Computer equipment purchasing procedures involving central governments is still apparently a taboo subject, but, according to 01 Informatique, it is now time for everyone to wipe the slate clean and get down to the business of re-building Europe especially France, where it seems government purchasing policy displays an alarming lack of direction. Theoretically, the 1986 […]
Computer equipment purchasing procedures involving central governments is still apparently a taboo subject, but, according to 01 Informatique, it is now time for everyone to wipe the slate clean and get down to the business of re-building Europe especially France, where it seems government purchasing policy displays an alarming lack of direction. Theoretically, the 1986 demise of the Mission a l’informatique, which effectively tied French administrations to national manufacturers in the area of purchasing, should have marked a great turning point. But in practice, this by no means broke the long-standing bond between French manufacturers and the public sector market, where the ins and outs of industrial politics meant that these companies were still able to do very nicely out of a number of ministries and other central services: according to a study by Ciiba, the Inter-ministerial Committee for Computing and the French Civil Service, between January 1986 and January 1 1988, 73% of the equipment installed within the government was still French. True, Bull’s share in this has decreased from 54.4% to 52.7%, but this was accompanied by an increase in the popularity of other French manufacturers, whose share increased from 18.5% to 20.3%. By 1988, IBM had a 12.5% share in the same market, but in general foreign manufacturers were still along way from convincing the civil service to buy their products, despite some very aggressive (not to say shady) business practices such as a deliberate policy of dumping, and what Bull’s Francois Mongin describes as waves of somewhat irrational purchasing on the part of the government, especially in the area of contract renewal. It seems things have calmed down a bit now, much to Bull’s relief – 35% of its sales still come from this area – and although the French administration is superficially more committed to egalitarian tendering policies today, there still exist large practical barriers to entry, simply because, as ICL points out, foreign firms have no real experience in dealing with the French public sector.
No coherent government policy
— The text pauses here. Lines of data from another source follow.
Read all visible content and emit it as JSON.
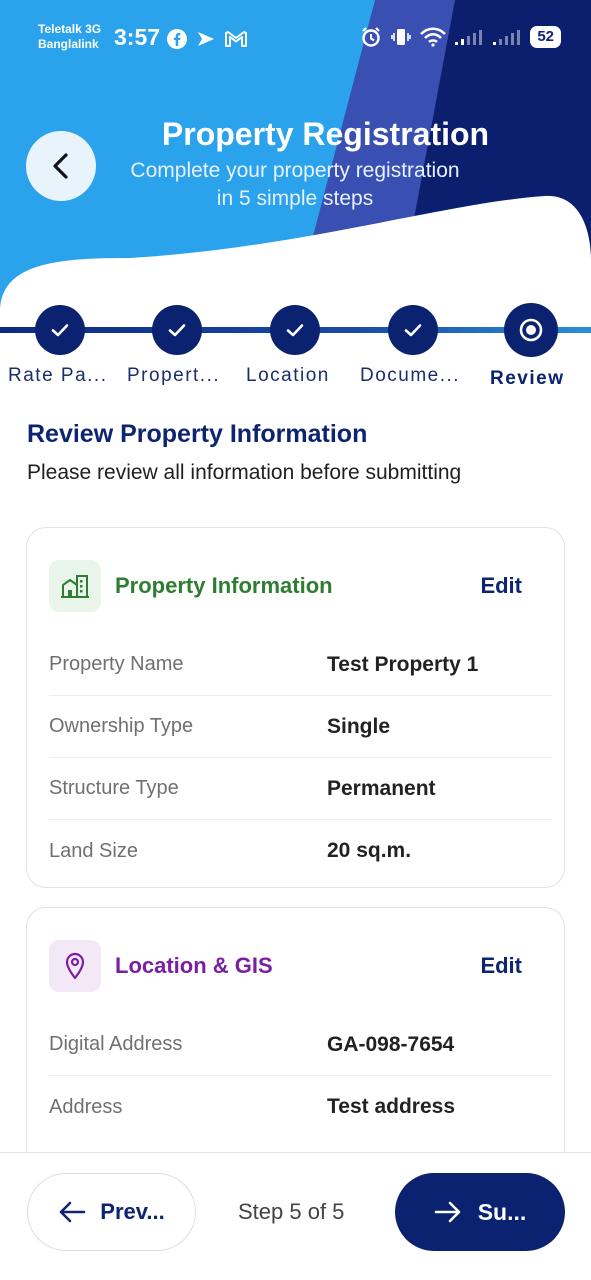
{
  "status_bar": {
    "carrier1": "Teletalk 3G",
    "carrier2": "Banglalink",
    "time": "3:57",
    "battery": "52",
    "icons": [
      "facebook-icon",
      "send-icon",
      "gmail-icon",
      "alarm-icon",
      "vibrate-icon",
      "wifi-icon",
      "signal-icon",
      "signal-icon"
    ]
  },
  "header": {
    "title": "Property Registration",
    "subtitle": "Complete your property registration in 5 simple steps",
    "colors": {
      "light_blue": "#2aa3ec",
      "mid_blue": "#3a4fb2",
      "dark_navy": "#0c1f6e"
    }
  },
  "stepper": {
    "steps": [
      {
        "label": "Rate Pa...",
        "state": "done"
      },
      {
        "label": "Propert...",
        "state": "done"
      },
      {
        "label": "Location",
        "state": "done"
      },
      {
        "label": "Docume...",
        "state": "done"
      },
      {
        "label": "Review",
        "state": "current"
      }
    ]
  },
  "main": {
    "title": "Review Property Information",
    "subtitle": "Please review all information before submitting"
  },
  "cards": {
    "property": {
      "title": "Property Information",
      "edit": "Edit",
      "icon": "building-icon",
      "color": "#2e7d32",
      "rows": [
        {
          "label": "Property Name",
          "value": "Test Property 1"
        },
        {
          "label": "Ownership Type",
          "value": "Single"
        },
        {
          "label": "Structure Type",
          "value": "Permanent"
        },
        {
          "label": "Land Size",
          "value": "20 sq.m."
        }
      ]
    },
    "location": {
      "title": "Location & GIS",
      "edit": "Edit",
      "icon": "location-pin-icon",
      "color": "#7b1fa2",
      "rows": [
        {
          "label": "Digital Address",
          "value": "GA-098-7654"
        },
        {
          "label": "Address",
          "value": "Test address"
        }
      ]
    }
  },
  "footer": {
    "prev_label": "Prev...",
    "step_text": "Step 5 of 5",
    "submit_label": "Su..."
  }
}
The whole area appears to be characterised by a complete lack of coherent government policy: Olivetti, for example, is now the number one supplier to the State education system, thanks to a recent contract that now brings the installed base up to 28,000 microcomputers; but in July of this year a document drawn up by the Welfare Services department invited tenders for the supply of MS-DOS machines from everyone except Goupil and Olivetti not only Olivetti, then, is excluded, but also the French manufacturer and networked systems integrator Goupil – in which the French government owns 10%! But these directives seem to work both ways: one such document issued on behalf of the French Navy went as far as to specify that it was after software and peripherals in the Apple Macintosh range. One result of this more indiscriminate than discriminatory situation is that Bull and the other French manufacturers do not know where they stand in relation to their own government, but are still faced with the protectionism of other countries in this market: in the US, over 95% of government market is reserved to the nationals by the Buy America Act, and Taiwan and Japan are similarly exclusive. Bull HN has good reason to feel sorry for itself after losing a contract to AT&T from the US Air Force, even though Bull claims its price was around 8% below that of AT&T. Claude Perdrillat, managing director of Goupil is resigned to the opinion that the market for government contracts is closed where ever you go although this may manifest itself more subtly in places like the UK and West Germany, to the extent that even now, European firms are being discriminated against at governmental level by their European Community cousins. The European Commission is quite naturally up in arms about this, but, as we move into the Single European Market, in this area Brussels appears powerless against national self-interest.